■ WHAT IS EXPECTED:
Check each line of the records below and collect those holding "Laufwerk".

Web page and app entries

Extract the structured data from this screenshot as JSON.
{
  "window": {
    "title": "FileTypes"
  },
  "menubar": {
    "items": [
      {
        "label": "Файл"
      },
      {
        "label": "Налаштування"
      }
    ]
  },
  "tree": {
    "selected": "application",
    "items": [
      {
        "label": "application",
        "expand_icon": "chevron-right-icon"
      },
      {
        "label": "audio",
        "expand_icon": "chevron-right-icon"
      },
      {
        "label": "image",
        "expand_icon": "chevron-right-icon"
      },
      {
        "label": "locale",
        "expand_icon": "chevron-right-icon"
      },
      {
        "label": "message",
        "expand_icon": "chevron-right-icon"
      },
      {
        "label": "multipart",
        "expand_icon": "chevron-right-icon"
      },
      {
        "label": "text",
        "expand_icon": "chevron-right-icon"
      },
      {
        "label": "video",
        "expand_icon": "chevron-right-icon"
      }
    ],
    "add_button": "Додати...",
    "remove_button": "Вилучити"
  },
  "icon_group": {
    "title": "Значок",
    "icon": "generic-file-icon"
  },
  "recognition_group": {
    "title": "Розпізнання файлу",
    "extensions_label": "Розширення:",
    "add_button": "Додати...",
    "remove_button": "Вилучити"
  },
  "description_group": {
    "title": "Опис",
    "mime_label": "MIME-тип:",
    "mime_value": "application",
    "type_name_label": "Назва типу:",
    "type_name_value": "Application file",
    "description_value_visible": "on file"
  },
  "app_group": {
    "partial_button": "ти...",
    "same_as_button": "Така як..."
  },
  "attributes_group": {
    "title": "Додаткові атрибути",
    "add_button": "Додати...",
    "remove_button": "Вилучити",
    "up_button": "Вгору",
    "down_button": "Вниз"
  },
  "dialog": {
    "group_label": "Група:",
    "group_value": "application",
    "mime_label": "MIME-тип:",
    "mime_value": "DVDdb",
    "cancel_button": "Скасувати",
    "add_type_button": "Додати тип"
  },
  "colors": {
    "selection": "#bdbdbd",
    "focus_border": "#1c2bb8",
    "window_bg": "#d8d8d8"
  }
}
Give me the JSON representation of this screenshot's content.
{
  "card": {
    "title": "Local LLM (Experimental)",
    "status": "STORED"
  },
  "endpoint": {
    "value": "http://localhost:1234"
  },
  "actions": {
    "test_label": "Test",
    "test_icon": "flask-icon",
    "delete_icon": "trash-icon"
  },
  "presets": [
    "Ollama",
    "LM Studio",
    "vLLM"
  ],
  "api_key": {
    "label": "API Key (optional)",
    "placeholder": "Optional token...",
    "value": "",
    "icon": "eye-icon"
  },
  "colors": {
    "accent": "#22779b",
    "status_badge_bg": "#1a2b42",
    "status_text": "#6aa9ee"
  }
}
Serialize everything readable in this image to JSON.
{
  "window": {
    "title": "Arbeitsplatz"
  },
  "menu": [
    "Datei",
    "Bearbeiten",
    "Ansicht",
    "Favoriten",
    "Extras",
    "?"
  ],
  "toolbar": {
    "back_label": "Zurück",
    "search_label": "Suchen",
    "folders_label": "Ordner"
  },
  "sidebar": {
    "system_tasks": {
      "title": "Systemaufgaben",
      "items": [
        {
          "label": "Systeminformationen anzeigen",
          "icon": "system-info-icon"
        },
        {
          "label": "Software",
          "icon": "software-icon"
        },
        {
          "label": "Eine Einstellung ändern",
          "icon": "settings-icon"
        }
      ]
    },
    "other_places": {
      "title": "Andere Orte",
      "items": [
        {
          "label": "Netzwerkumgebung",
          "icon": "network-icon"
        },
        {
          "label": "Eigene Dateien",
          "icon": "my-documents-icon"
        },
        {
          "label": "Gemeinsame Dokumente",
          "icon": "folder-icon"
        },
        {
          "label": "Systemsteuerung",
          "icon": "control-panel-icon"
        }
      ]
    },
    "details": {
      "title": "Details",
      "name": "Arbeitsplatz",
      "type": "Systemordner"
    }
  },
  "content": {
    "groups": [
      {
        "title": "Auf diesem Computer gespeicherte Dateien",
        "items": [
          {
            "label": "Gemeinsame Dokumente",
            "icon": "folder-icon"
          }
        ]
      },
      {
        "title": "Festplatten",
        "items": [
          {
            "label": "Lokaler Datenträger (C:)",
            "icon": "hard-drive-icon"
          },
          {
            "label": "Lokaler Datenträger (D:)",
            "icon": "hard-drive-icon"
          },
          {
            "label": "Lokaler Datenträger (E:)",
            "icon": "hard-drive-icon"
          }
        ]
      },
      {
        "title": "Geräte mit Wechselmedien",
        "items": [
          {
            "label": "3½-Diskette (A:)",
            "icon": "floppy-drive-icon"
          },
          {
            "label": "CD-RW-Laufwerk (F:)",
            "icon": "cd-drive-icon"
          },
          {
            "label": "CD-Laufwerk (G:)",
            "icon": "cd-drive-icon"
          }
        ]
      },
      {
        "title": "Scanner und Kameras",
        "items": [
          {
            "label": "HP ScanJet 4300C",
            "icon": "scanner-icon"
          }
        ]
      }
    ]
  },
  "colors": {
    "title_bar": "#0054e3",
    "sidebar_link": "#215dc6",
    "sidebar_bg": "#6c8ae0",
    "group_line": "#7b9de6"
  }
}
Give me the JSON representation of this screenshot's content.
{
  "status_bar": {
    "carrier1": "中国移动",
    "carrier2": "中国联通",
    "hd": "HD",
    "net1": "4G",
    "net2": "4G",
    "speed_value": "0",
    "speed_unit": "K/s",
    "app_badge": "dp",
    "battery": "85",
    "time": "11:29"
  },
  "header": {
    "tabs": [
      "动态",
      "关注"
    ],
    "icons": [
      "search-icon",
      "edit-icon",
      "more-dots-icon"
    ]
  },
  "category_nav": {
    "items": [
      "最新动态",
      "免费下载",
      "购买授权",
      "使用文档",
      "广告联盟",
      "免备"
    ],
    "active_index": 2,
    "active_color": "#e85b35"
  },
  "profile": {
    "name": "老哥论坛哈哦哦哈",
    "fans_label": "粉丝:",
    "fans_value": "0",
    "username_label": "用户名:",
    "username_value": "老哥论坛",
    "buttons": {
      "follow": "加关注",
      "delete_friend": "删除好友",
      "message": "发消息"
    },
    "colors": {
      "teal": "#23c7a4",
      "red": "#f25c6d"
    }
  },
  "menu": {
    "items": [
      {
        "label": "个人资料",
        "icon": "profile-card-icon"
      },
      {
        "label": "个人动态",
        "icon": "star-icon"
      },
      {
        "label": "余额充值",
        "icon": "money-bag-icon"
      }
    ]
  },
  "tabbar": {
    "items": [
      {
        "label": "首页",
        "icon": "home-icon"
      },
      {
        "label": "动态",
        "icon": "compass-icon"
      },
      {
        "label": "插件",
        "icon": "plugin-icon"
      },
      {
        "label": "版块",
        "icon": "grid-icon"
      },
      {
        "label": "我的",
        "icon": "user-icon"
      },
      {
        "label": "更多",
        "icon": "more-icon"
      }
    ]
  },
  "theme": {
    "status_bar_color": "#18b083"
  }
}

■ OUTPUT OF THE TASK:
            "label": "CD-RW-Laufwerk (F:)",
            "label": "CD-Laufwerk (G:)",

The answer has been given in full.